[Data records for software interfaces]
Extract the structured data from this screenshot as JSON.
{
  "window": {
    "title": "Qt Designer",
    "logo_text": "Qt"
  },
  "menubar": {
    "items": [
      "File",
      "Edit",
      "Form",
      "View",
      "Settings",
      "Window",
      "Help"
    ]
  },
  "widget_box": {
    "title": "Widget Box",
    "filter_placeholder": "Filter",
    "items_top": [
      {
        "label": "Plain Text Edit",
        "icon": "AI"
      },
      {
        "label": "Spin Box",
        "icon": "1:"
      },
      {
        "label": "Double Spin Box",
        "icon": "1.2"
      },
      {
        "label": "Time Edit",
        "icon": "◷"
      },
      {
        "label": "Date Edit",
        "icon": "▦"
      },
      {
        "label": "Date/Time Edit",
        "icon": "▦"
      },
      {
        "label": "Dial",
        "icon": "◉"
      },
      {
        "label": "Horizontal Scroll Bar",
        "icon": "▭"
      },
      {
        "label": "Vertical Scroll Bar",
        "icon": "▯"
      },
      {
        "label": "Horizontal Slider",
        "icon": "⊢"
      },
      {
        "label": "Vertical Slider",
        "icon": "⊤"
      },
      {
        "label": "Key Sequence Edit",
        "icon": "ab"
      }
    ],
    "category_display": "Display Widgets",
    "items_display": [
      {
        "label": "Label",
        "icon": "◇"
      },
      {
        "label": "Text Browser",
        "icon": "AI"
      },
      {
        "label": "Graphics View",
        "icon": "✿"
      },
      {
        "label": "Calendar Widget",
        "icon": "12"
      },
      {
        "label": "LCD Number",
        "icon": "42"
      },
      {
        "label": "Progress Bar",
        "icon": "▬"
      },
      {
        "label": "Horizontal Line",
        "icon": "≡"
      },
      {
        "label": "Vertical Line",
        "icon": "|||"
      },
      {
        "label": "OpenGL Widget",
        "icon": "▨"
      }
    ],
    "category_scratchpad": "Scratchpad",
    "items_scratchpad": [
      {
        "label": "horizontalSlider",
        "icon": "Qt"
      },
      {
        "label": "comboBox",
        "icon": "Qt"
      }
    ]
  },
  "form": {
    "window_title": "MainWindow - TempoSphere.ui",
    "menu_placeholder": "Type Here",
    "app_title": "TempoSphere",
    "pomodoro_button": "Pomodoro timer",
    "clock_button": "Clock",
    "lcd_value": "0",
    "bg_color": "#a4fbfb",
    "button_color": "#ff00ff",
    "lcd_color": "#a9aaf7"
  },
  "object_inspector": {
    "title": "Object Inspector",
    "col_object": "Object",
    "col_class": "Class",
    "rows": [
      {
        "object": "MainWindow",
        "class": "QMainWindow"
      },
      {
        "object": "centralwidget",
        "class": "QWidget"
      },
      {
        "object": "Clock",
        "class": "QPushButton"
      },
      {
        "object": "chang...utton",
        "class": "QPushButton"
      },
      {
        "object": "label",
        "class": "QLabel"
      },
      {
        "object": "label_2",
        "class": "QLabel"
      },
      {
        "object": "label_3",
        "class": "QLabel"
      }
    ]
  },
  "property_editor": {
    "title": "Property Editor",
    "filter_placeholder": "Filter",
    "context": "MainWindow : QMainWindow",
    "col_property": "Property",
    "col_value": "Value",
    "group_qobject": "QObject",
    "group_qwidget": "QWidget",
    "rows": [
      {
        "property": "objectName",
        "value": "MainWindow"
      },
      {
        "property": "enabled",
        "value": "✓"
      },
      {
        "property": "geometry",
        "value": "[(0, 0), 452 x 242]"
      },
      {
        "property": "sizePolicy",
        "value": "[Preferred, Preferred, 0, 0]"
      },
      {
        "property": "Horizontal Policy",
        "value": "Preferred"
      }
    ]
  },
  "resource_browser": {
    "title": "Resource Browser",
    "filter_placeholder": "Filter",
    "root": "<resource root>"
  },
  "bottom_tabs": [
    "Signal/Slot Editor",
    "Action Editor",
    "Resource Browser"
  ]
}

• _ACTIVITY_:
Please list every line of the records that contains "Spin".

• _TASK SOLUTION_:
        "label": "Spin Box",
        "label": "Double Spin Box",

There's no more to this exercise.